Russia is planning to develop a unique satellite system to monitor climatic changes and survey energy resources in the Arctic region, Russia's top space official said on Thursday.
The Arctica satellite grouping will monitor the weather and environment of the North Pole, pinpoint hydrocarbon deposits on the Arctic shelf, provide telecommunications over the hard-to-access areas and ensure safe air traffic and commercial shipping in the region.
"The creation of the Arctica system will not only allow us to monitor the ecology of the shelf, the water temperatures, the thickness of the ice floe and the pollution levels all year round, but will also ensure the effectiveness and safety of the exploration of the [Arctic] shelf for our and foreign companies," said Anatoly Perminov, the head of the Russian Federal Space Agency Roscosmos.
He said the project would cost about 68 billion rubles ($2.3 billion), but half of the funding could from private investment and potential foreign partners.

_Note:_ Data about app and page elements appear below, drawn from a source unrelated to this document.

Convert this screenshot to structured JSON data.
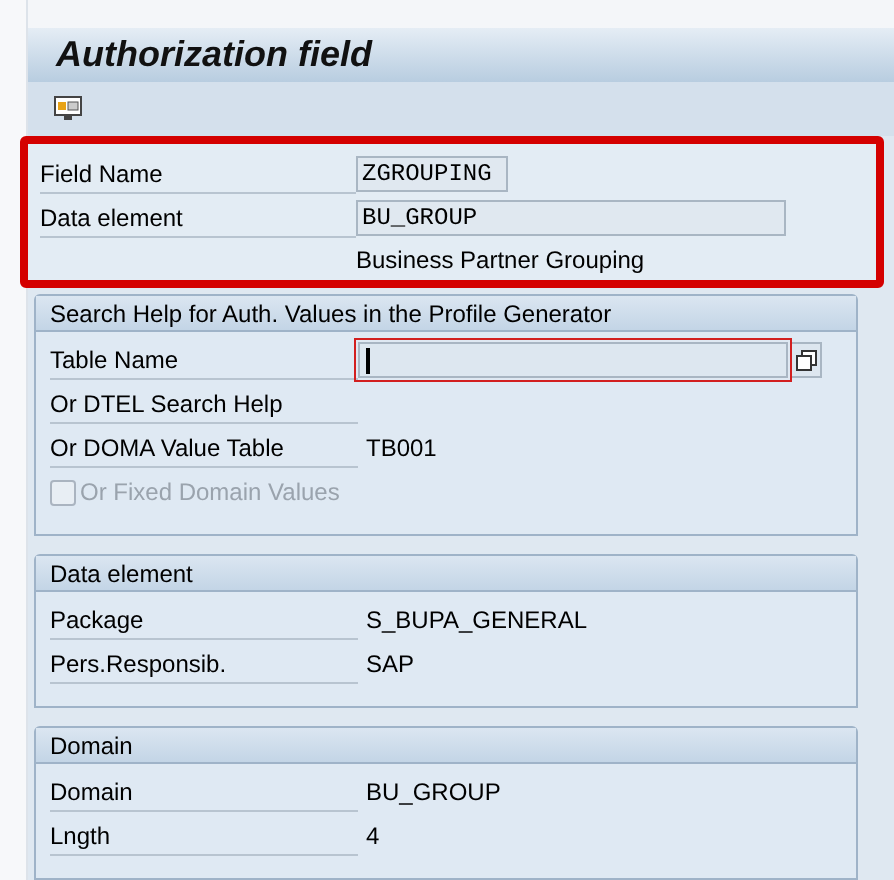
{
  "title": "Authorization field",
  "header_fields": [
    {
      "label": "Field Name",
      "value": "ZGROUPING",
      "kind": "short"
    },
    {
      "label": "Data element",
      "value": "BU_GROUP",
      "kind": "long"
    }
  ],
  "data_element_description": "Business Partner Grouping",
  "groups": [
    {
      "title": "Search Help for Auth. Values in the Profile Generator",
      "rows": [
        {
          "kind": "input",
          "label": "Table Name",
          "value": "",
          "focused": true
        },
        {
          "kind": "text",
          "label": "Or DTEL Search Help"
        },
        {
          "kind": "text",
          "label": "Or DOMA Value Table",
          "value": "TB001"
        },
        {
          "kind": "checkbox",
          "label": "Or Fixed Domain Values",
          "checked": false,
          "disabled": true
        }
      ]
    },
    {
      "title": "Data element",
      "rows": [
        {
          "kind": "text",
          "label": "Package",
          "value": "S_BUPA_GENERAL"
        },
        {
          "kind": "text",
          "label": "Pers.Responsib.",
          "value": "SAP"
        }
      ]
    },
    {
      "title": "Domain",
      "rows": [
        {
          "kind": "text",
          "label": "Domain",
          "value": "BU_GROUP"
        },
        {
          "kind": "text",
          "label": "Lngth",
          "value": "4"
        }
      ]
    }
  ]
}
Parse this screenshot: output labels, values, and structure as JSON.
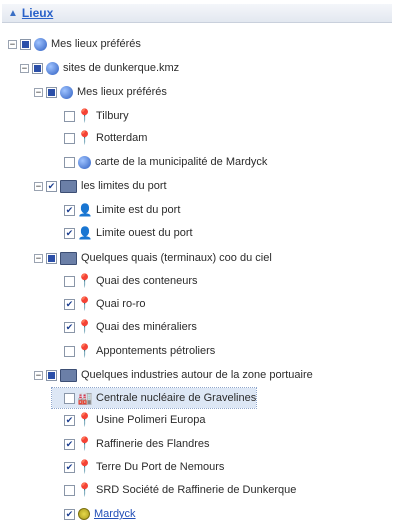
{
  "panel": {
    "title": "Lieux",
    "collapse_glyph": "▲"
  },
  "tree": [
    {
      "label": "Mes lieux préférés",
      "expander": "−",
      "check": "partial",
      "icon": "globe"
    },
    {
      "label": "sites de dunkerque.kmz",
      "expander": "−",
      "check": "partial",
      "icon": "globe"
    },
    {
      "label": "Mes lieux préférés",
      "expander": "−",
      "check": "partial",
      "icon": "globe"
    },
    {
      "label": "Tilbury",
      "expander": "",
      "check": "none",
      "icon": "pin"
    },
    {
      "label": "Rotterdam",
      "expander": "",
      "check": "none",
      "icon": "pin"
    },
    {
      "label": "carte de la municipalité de Mardyck",
      "expander": "",
      "check": "none",
      "icon": "globe"
    },
    {
      "label": "les limites du port",
      "expander": "−",
      "check": "checked",
      "icon": "folder"
    },
    {
      "label": "Limite est du port",
      "expander": "",
      "check": "checked",
      "icon": "person"
    },
    {
      "label": "Limite ouest du port",
      "expander": "",
      "check": "checked",
      "icon": "person"
    },
    {
      "label": "Quelques quais (terminaux) coo du ciel",
      "expander": "−",
      "check": "partial",
      "icon": "folder"
    },
    {
      "label": "Quai des conteneurs",
      "expander": "",
      "check": "none",
      "icon": "pin"
    },
    {
      "label": "Quai ro-ro",
      "expander": "",
      "check": "checked",
      "icon": "pin"
    },
    {
      "label": "Quai des minéraliers",
      "expander": "",
      "check": "checked",
      "icon": "pin"
    },
    {
      "label": "Appontements pétroliers",
      "expander": "",
      "check": "none",
      "icon": "pin"
    },
    {
      "label": "Quelques industries autour de la zone portuaire",
      "expander": "−",
      "check": "partial",
      "icon": "folder"
    },
    {
      "label": "Centrale nucléaire de Gravelines",
      "expander": "",
      "check": "none",
      "icon": "factory"
    },
    {
      "label": "Usine Polimeri Europa",
      "expander": "",
      "check": "checked",
      "icon": "pin"
    },
    {
      "label": "Raffinerie des Flandres",
      "expander": "",
      "check": "checked",
      "icon": "pin"
    },
    {
      "label": "Terre Du Port de Nemours",
      "expander": "",
      "check": "checked",
      "icon": "pin"
    },
    {
      "label": "SRD Société de Raffinerie de Dunkerque",
      "expander": "",
      "check": "none",
      "icon": "pin"
    },
    {
      "label": "Mardyck",
      "expander": "",
      "check": "checked",
      "icon": "dotpin",
      "link": true
    }
  ]
}
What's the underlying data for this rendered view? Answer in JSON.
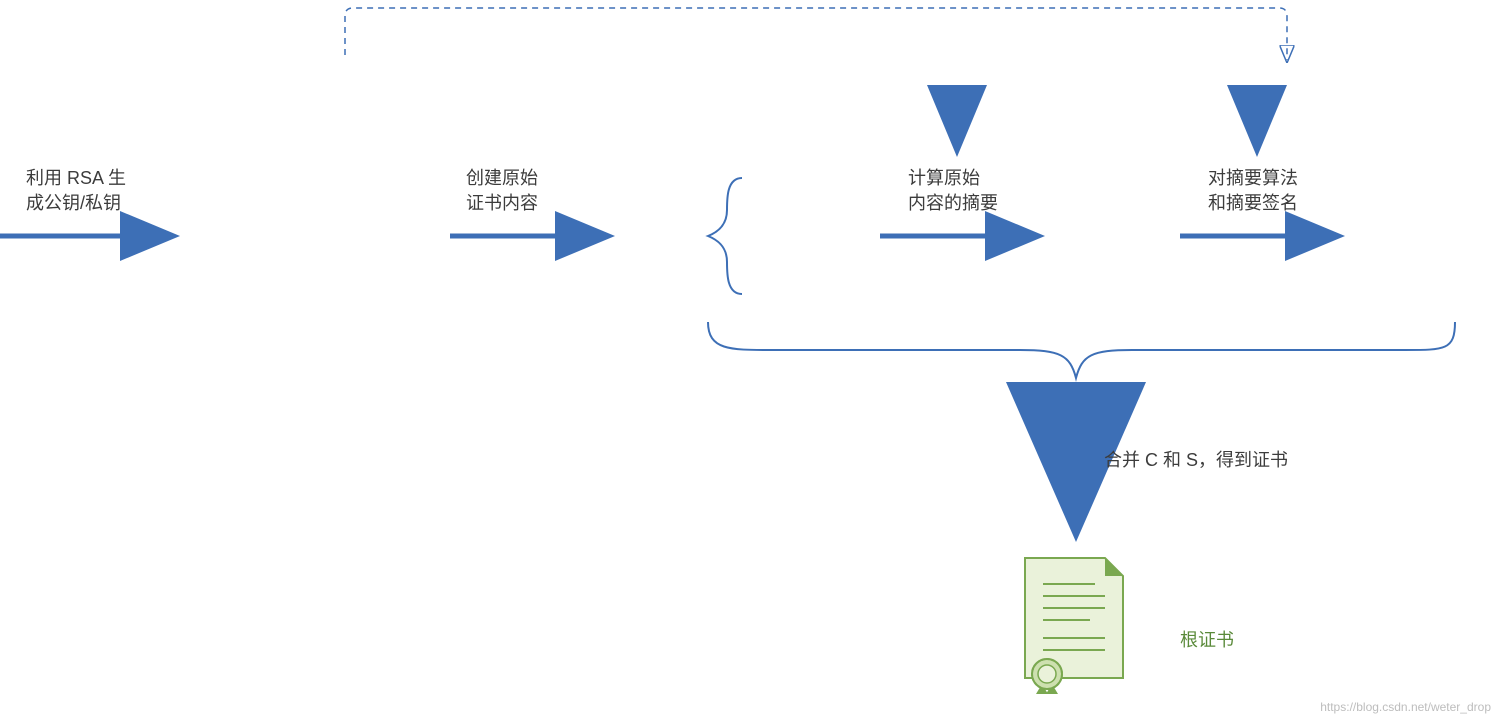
{
  "labels": {
    "step1": "利用 RSA 生\n成公钥/私钥",
    "step2": "创建原始\n证书内容",
    "step3": "计算原始\n内容的摘要",
    "step4": "对摘要算法\n和摘要签名",
    "merge": "合并 C 和 S，得到证书",
    "root_cert": "根证书"
  },
  "colors": {
    "arrow": "#3d6fb6",
    "text": "#3c3c3c",
    "green": "#5a8a3a",
    "cert_fill": "#eaf2da",
    "cert_accent": "#7aa850"
  },
  "watermark": "https://blog.csdn.net/weter_drop"
}
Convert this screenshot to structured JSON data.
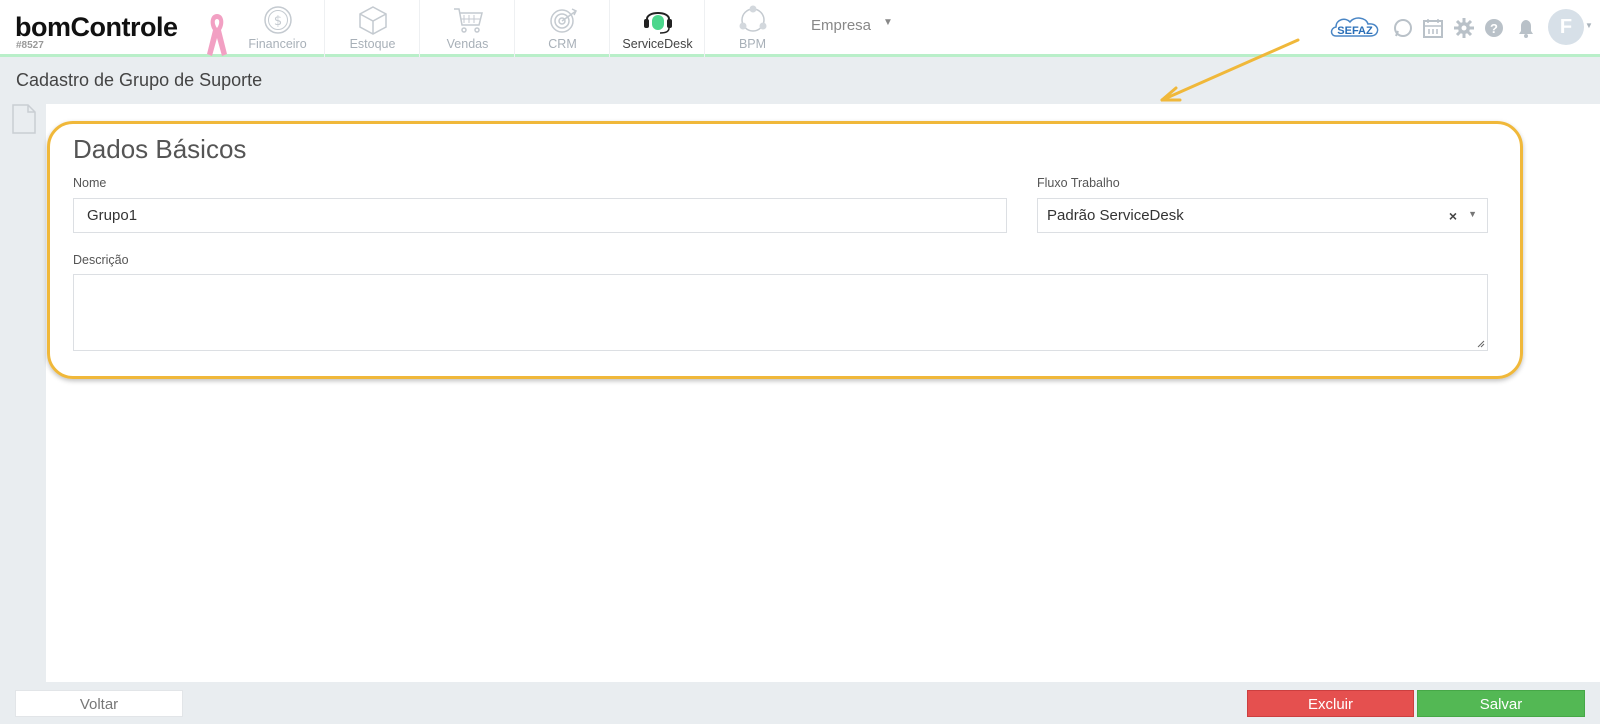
{
  "app": {
    "logo_text": "bomControle",
    "logo_id": "#8527"
  },
  "modules": [
    {
      "label": "Financeiro",
      "icon": "dollar-coin-icon",
      "active": false
    },
    {
      "label": "Estoque",
      "icon": "box-icon",
      "active": false
    },
    {
      "label": "Vendas",
      "icon": "shopping-cart-icon",
      "active": false
    },
    {
      "label": "CRM",
      "icon": "target-icon",
      "active": false
    },
    {
      "label": "ServiceDesk",
      "icon": "headset-icon",
      "active": true
    },
    {
      "label": "BPM",
      "icon": "process-cycle-icon",
      "active": false
    }
  ],
  "company_selector": {
    "label": "Empresa"
  },
  "top_right": {
    "sefaz_label": "SEFAZ",
    "icons": [
      "whatsapp-icon",
      "calendar-icon",
      "gear-icon",
      "help-icon",
      "bell-icon"
    ],
    "avatar_initial": "F"
  },
  "page": {
    "title": "Cadastro de Grupo de Suporte"
  },
  "form": {
    "section_title": "Dados Básicos",
    "nome": {
      "label": "Nome",
      "value": "Grupo1"
    },
    "fluxo": {
      "label": "Fluxo Trabalho",
      "value": "Padrão ServiceDesk"
    },
    "descricao": {
      "label": "Descrição",
      "value": ""
    }
  },
  "footer": {
    "back_label": "Voltar",
    "delete_label": "Excluir",
    "save_label": "Salvar"
  },
  "colors": {
    "highlight": "#f0b83a",
    "delete": "#e5504f",
    "save": "#53b854",
    "active_module_accent": "#4cd68c"
  }
}
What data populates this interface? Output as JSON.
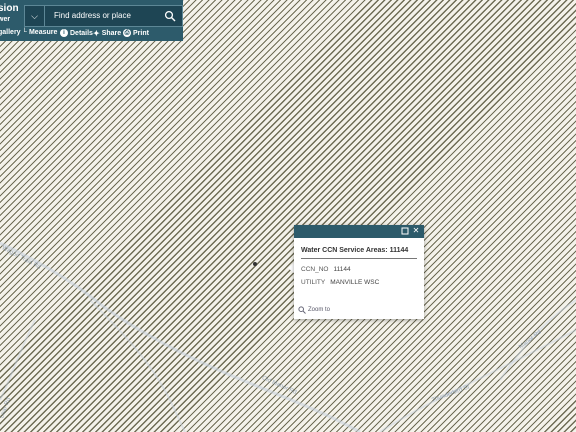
{
  "app": {
    "title_fragment": "sion",
    "subtitle_fragment": "wer"
  },
  "search": {
    "placeholder": "Find address or place",
    "chevron_icon": "chevron-down-icon",
    "search_icon": "search-icon"
  },
  "toolbar": {
    "items": [
      {
        "label": "gallery",
        "icon": "grid-icon"
      },
      {
        "label": "Measure",
        "icon": "ruler-icon"
      },
      {
        "label": "Details",
        "icon": "info-icon"
      },
      {
        "label": "Share",
        "icon": "share-icon"
      },
      {
        "label": "Print",
        "icon": "print-icon"
      }
    ]
  },
  "popup": {
    "title": "Water CCN Service Areas: 11144",
    "fields": [
      {
        "name": "CCN_NO",
        "value": "11144"
      },
      {
        "name": "UTILITY",
        "value": "MANVILLE WSC"
      }
    ],
    "zoom_label": "Zoom to"
  },
  "map": {
    "road_labels": [
      "Wagon Train Rd",
      "Old Manor Rd",
      "Thunderbird St",
      "Lear Rd",
      "Bay Arrow Dr",
      "Manor Rd"
    ]
  },
  "colors": {
    "header": "#2d5b6b",
    "hatch": "#6e6c55",
    "map_bg": "#f4f2ea"
  }
}
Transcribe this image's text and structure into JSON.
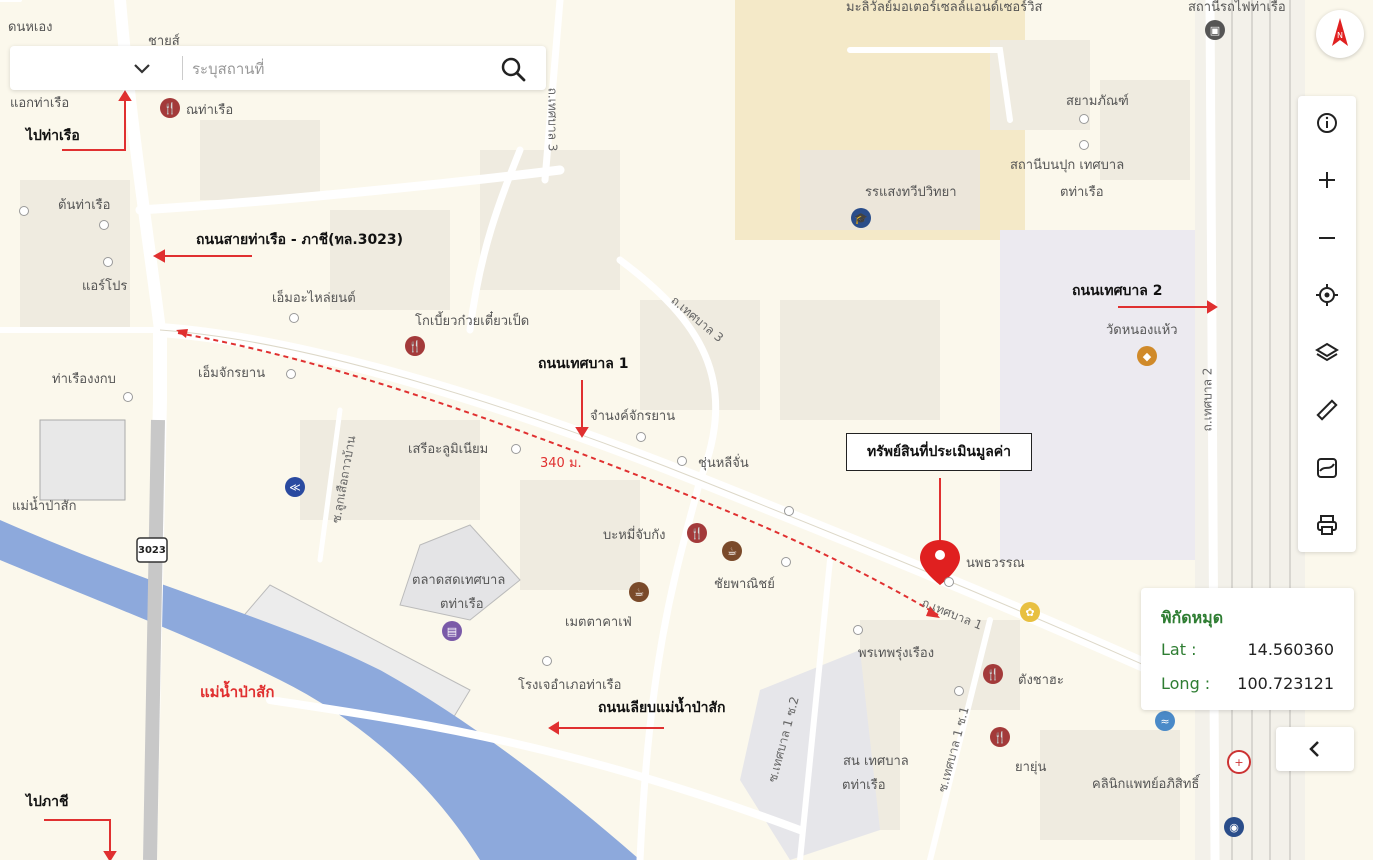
{
  "search": {
    "placeholder": "ระบุสถานที่"
  },
  "annotations": {
    "to_port": "ไปท่าเรือ",
    "to_phachi": "ไปภาชี",
    "road_3023": "ถนนสายท่าเรือ - ภาชี(ทล.3023)",
    "road_thetsaban1": "ถนนเทศบาล 1",
    "road_thetsaban2": "ถนนเทศบาล 2",
    "road_riverside": "ถนนเลียบแม่น้ำป่าสัก",
    "distance": "340 ม.",
    "property": "ทรัพย์สินที่ประเมินมูลค่า",
    "river": "แม่น้ำป่าสัก"
  },
  "map_labels": {
    "l1": "ดนหเอง",
    "l2": "ชายส์",
    "l3": "แอกท่าเรือ",
    "l4": "ณท่าเรือ",
    "l5": "ต้นท่าเรือ",
    "l6": "แอร์โปร",
    "l7": "เอ็มอะไหล่ยนต์",
    "l8": "โกเบี้ยวก๋วยเตี๋ยวเป็ด",
    "l9": "เอ็มจักรยาน",
    "l10": "ท่าเรืองงกบ",
    "l11": "จำนงค์จักรยาน",
    "l12": "เสรีอะลูมิเนียม",
    "l13": "ชุ่นหลีจั่น",
    "l14": "บะหมี่จับกัง",
    "l15": "ชัยพาณิชย์",
    "l16": "ตลาดสดเทศบาล",
    "l17": "ตท่าเรือ",
    "l18": "เมตตาคาเฟ่",
    "l19": "โรงเจอำเภอท่าเรือ",
    "l20": "นพธวรรณ",
    "l21": "พรเทพรุ่งเรือง",
    "l22": "ตังชาฮะ",
    "l23": "ยายุ่น",
    "l24": "สน เทศบาล",
    "l25": "ตท่าเรือ",
    "l26": "คลินิกแพทย์อภิสิทธิ์",
    "l27": "รรแสงทวีปวิทยา",
    "l28": "สถานีบนปุก เทศบาล",
    "l29": "ตท่าเรือ",
    "l30": "สยามภัณฑ์",
    "l31": "วัดหนองแห้ว",
    "l32": "มะลิวัลย์มอเตอร์เซลล์แอนด์เซอร์วิส",
    "l33": "สถานีรถไฟท่าเรือ",
    "l34": "แม่น้ำป่าสัก",
    "road_r1": "ถ.เทศบาล 3",
    "road_r2": "ถ.เทศบาล 3",
    "road_r3": "ถ.เทศบาล 1",
    "road_r4": "ถ.เทศบาล 2",
    "road_r5": "ซ.ลูกเสือถาวบ้าน",
    "road_r6": "ซ.เทศบาล 1 ซ.2",
    "road_r7": "ซ.เทศบาล 1 ซ.1",
    "shield": "3023"
  },
  "coords": {
    "title": "พิกัดหมุด",
    "lat_label": "Lat :",
    "lat_value": "14.560360",
    "long_label": "Long :",
    "long_value": "100.723121"
  },
  "colors": {
    "water": "#8da9dc",
    "road_main": "#ffffff",
    "annotation_arrow": "#e03030",
    "accent_green": "#2e7d32",
    "marker": "#e02020"
  },
  "icons": [
    "chevron-down-icon",
    "search-icon",
    "compass-icon",
    "info-icon",
    "zoom-in-icon",
    "zoom-out-icon",
    "locate-icon",
    "layers-icon",
    "ruler-icon",
    "map-style-icon",
    "print-icon",
    "chevron-left-icon",
    "location-pin-icon"
  ]
}
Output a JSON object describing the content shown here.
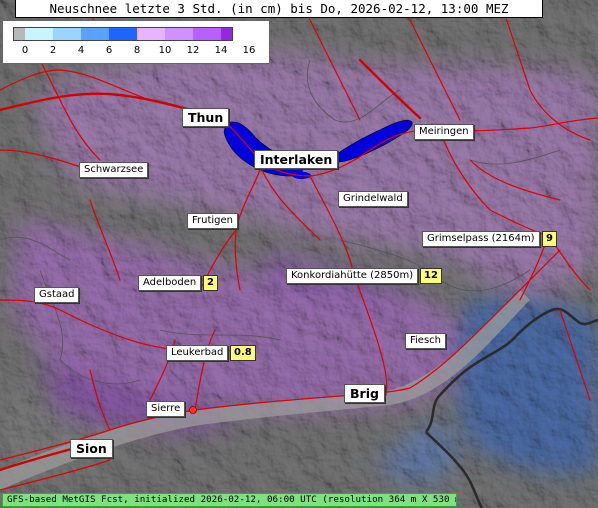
{
  "title": "Neuschnee letzte 3 Std. (in cm) bis Do, 2026-02-12, 13:00 MEZ",
  "legend": {
    "colors": [
      "#b8b8b8",
      "#c8f4ff",
      "#9ad4ff",
      "#5aa2ff",
      "#1e64ff",
      "#e8b4ff",
      "#d090ff",
      "#b860ff",
      "#9428e0"
    ],
    "ticks": [
      "0",
      "2",
      "4",
      "6",
      "8",
      "10",
      "12",
      "14",
      "16"
    ]
  },
  "places": [
    {
      "name": "Thun",
      "big": true
    },
    {
      "name": "Interlaken",
      "big": true
    },
    {
      "name": "Meiringen",
      "big": false
    },
    {
      "name": "Schwarzsee",
      "big": false
    },
    {
      "name": "Grindelwald",
      "big": false
    },
    {
      "name": "Frutigen",
      "big": false
    },
    {
      "name": "Grimselpass (2164m)",
      "big": false,
      "value": "9"
    },
    {
      "name": "Konkordiahütte (2850m)",
      "big": false,
      "value": "12"
    },
    {
      "name": "Adelboden",
      "big": false,
      "value": "2"
    },
    {
      "name": "Gstaad",
      "big": false
    },
    {
      "name": "Fiesch",
      "big": false
    },
    {
      "name": "Leukerbad",
      "big": false,
      "value": "0.8"
    },
    {
      "name": "Brig",
      "big": true
    },
    {
      "name": "Sierre",
      "big": false
    },
    {
      "name": "Sion",
      "big": true
    }
  ],
  "footer": "GFS-based MetGIS Fcst, initialized 2026-02-12, 06:00 UTC (resolution 364 m X 530 m)"
}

The basic configuration of the system envisions two sun-synchronous orbit satellites and two high-elliptic orbit satellites for remote sensing and ecological monitoring of the region.
"If we start the work on the system today using the results of the previous research and development, the first of the four satellites could be put into orbit in three years," Perminov said.
Additional satellites will provide telecommunications services across the Arctic, which will be in demand as energy companies expand their operations in the region, attracted by the vast hydrocarbon deposits that will become more accessible as rising global temperatures lead to a reduction in sea ice.
The potential riches on offer have brought the Arctic to the center of geopolitical wrangling between the United States, Russia, Canada, Norway, and Denmark.
Under international law, each of the five Arctic Circle countries has a 322-kilometer (200-mile) exclusive economic zone in the Arctic Ocean.
However, under the United Nations Convention on the Law of the Sea, if a country can show its continental shelf extends beyond the 200-mile limit, it can claim a right to more of the ocean floor.
Russia has undertaken two Arctic expeditions - to the Mendeleyev underwater chain in 2005 and to the Lomonosov Ridge in the summer of 2007 - to support its territorial claims in the region.
It first claimed the territory in 2001, but the United Nations demanded more conclusive evidence.
Russia has said it will invest some 1.5 billion rubles ($50 million) in defining the extent of its continental shelf in the Arctic in 2010.
Russian Prime Minister Vladimir Putin reiterated on Thursday while visiting the Franz Josef Land, an archipelago in the far north of Russia, that the country has "profound geopolitical interests" in the Arctic region.
MOSCOW, April 29 (RIA Novosti)